> **Prompt**
When the string "Acer" is part of a line below, that line should be copied.

> **Dataset records**
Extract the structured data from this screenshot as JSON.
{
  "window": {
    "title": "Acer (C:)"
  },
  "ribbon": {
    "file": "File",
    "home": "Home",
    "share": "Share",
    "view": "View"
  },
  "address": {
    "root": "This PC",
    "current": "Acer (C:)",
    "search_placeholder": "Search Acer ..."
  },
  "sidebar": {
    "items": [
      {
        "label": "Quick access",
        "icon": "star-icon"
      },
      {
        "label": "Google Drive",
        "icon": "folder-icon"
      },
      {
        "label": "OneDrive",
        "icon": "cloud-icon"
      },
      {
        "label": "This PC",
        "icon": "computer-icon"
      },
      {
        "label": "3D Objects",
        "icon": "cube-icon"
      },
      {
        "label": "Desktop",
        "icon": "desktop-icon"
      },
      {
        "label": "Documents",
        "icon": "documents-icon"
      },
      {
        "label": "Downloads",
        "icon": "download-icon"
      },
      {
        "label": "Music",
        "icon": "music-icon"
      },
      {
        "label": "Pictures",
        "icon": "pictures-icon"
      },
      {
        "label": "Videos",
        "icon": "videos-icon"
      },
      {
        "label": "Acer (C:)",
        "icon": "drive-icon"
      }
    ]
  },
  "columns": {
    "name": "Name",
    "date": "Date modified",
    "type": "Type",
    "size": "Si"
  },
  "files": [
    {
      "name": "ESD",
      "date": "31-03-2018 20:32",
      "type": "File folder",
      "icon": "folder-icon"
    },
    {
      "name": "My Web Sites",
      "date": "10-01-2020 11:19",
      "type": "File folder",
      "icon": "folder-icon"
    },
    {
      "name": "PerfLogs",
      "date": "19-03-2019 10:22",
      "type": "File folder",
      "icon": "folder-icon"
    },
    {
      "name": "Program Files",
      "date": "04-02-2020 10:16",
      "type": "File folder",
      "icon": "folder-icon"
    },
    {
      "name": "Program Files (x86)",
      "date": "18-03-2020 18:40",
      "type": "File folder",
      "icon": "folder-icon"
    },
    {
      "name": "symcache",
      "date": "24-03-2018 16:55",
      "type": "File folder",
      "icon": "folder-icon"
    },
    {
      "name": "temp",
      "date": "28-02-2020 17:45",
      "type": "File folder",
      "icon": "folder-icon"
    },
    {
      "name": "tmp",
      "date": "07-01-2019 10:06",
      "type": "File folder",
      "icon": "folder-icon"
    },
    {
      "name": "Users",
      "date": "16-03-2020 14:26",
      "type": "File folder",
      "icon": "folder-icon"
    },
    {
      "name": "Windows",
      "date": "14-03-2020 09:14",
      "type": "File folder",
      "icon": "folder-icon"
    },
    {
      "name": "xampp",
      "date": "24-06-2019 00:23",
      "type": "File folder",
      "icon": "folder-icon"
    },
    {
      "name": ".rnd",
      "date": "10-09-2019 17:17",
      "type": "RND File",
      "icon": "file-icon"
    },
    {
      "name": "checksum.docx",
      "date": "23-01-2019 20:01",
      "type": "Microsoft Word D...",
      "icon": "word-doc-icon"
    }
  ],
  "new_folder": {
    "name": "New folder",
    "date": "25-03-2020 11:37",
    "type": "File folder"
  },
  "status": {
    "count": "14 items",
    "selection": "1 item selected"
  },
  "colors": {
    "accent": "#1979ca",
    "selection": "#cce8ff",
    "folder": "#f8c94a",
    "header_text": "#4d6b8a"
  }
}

> **Result**
    "title": "Acer (C:)"
    "current": "Acer (C:)",
    "search_placeholder": "Search Acer ..."
        "label": "Acer (C:)",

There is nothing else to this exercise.